Where were you when oil permits were granted? – Ghana dismisses Ivory Coast maritime claim
- Created on Monday, 30 March 2015 20:16
Ghana has vehemently defended its decision to invest and explore a maritime territory that is now in serious dispute.
Ivory Coast, who are claimants to the TEN fields operated by British company, Tullow Oil in Ghana, told a panel of judges at the International Tribunal in Hamburg that Ghana risked losing the disputed oil fields when she decided to explore the field.
But Ghana's Attorney General Marietta Brew Appiah-Oppong who is leading a crack team of international lawyers said the claim by Ivory Coast is unsustainable.
According to Ghana’s legal team, Ghana did not consider it risky when she was granting oil exploration permits in the TEN oil fields because ownership of the oil fields was not in dispute.
The oil field with its estimated 1.2billion barrels of deposits was within Ghana’s territorial boundary.
“Cote d’Ivoire had full knowledge and never objected”, an external lawyer argued on day two of court proceedings which was triggered after Ivory Coast proceeded to the Tribunal.
The team argued that the Ivorian authorities exercised no sense of “urgency” because they did not raise any issue about Ghana’s oil find in 2007.
Attorney-General and Minister of Justice Marietta Brew Oppong-Appiah argued Ivory Coast was only now “trying to move a long and established boundary” that had been agreed between the two neighbouring countries over 40 years ago.
Marietta Brew Oppong Appiah "not good enough" for Ivory Coast to go to court claiming plausible rights over the oil fields "without mentioning the history" behind the boundary which Ghana claims their neighbour won't to move.
She says Ivory Coast cannot insist on the rightfulness of their claim "and at the same time say let’s not talk about the historical position or Ghana’s rights….there is usually a reason why a party does not want to discuss the merits [of history]"
She suggested that Ghana's neighbour is avoiding this history because it benefits Ghana's case.
The lawyer also argued that although Ghana has presented witness testimony and written submissions, their opposing legal team has not challenged Ghana’s witness or given Ghana any written testimony.

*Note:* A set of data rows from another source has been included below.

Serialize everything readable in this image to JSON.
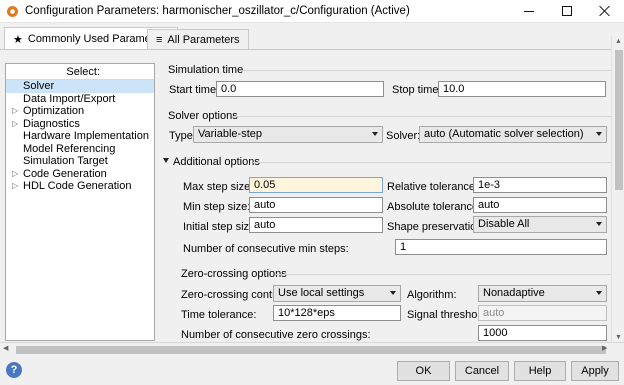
{
  "window": {
    "title": "Configuration Parameters: harmonischer_oszillator_c/Configuration (Active)"
  },
  "tabs": [
    {
      "label": "Commonly Used Parameters",
      "icon": "star-icon"
    },
    {
      "label": "All Parameters",
      "icon": "list-icon"
    }
  ],
  "select_panel": {
    "heading": "Select:",
    "items": [
      {
        "label": "Solver",
        "expandable": false,
        "selected": true
      },
      {
        "label": "Data Import/Export",
        "expandable": false
      },
      {
        "label": "Optimization",
        "expandable": true
      },
      {
        "label": "Diagnostics",
        "expandable": true
      },
      {
        "label": "Hardware Implementation",
        "expandable": false
      },
      {
        "label": "Model Referencing",
        "expandable": false
      },
      {
        "label": "Simulation Target",
        "expandable": false
      },
      {
        "label": "Code Generation",
        "expandable": true
      },
      {
        "label": "HDL Code Generation",
        "expandable": true
      }
    ]
  },
  "simulation_time": {
    "title": "Simulation time",
    "start_label": "Start time:",
    "start_value": "0.0",
    "stop_label": "Stop time:",
    "stop_value": "10.0"
  },
  "solver_options": {
    "title": "Solver options",
    "type_label": "Type:",
    "type_value": "Variable-step",
    "solver_label": "Solver:",
    "solver_value": "auto (Automatic solver selection)"
  },
  "additional_options": {
    "title": "Additional options",
    "max_step_label": "Max step size:",
    "max_step_value": "0.05",
    "rel_tol_label": "Relative tolerance:",
    "rel_tol_value": "1e-3",
    "min_step_label": "Min step size:",
    "min_step_value": "auto",
    "abs_tol_label": "Absolute tolerance:",
    "abs_tol_value": "auto",
    "init_step_label": "Initial step size:",
    "init_step_value": "auto",
    "shape_label": "Shape preservation:",
    "shape_value": "Disable All",
    "consec_min_label": "Number of consecutive min steps:",
    "consec_min_value": "1"
  },
  "zero_crossing": {
    "title": "Zero-crossing options",
    "control_label": "Zero-crossing control:",
    "control_value": "Use local settings",
    "algorithm_label": "Algorithm:",
    "algorithm_value": "Nonadaptive",
    "time_tol_label": "Time tolerance:",
    "time_tol_value": "10*128*eps",
    "signal_thr_label": "Signal threshold:",
    "signal_thr_value": "auto",
    "consec_zc_label": "Number of consecutive zero crossings:",
    "consec_zc_value": "1000"
  },
  "buttons": {
    "ok": "OK",
    "cancel": "Cancel",
    "help": "Help",
    "apply": "Apply"
  },
  "help_icon_glyph": "?"
}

She concluded by telling the court that the case is “the most straightforward” trial in the tribunal because Ivory Coast has not been able to present “credible material to support [their] position.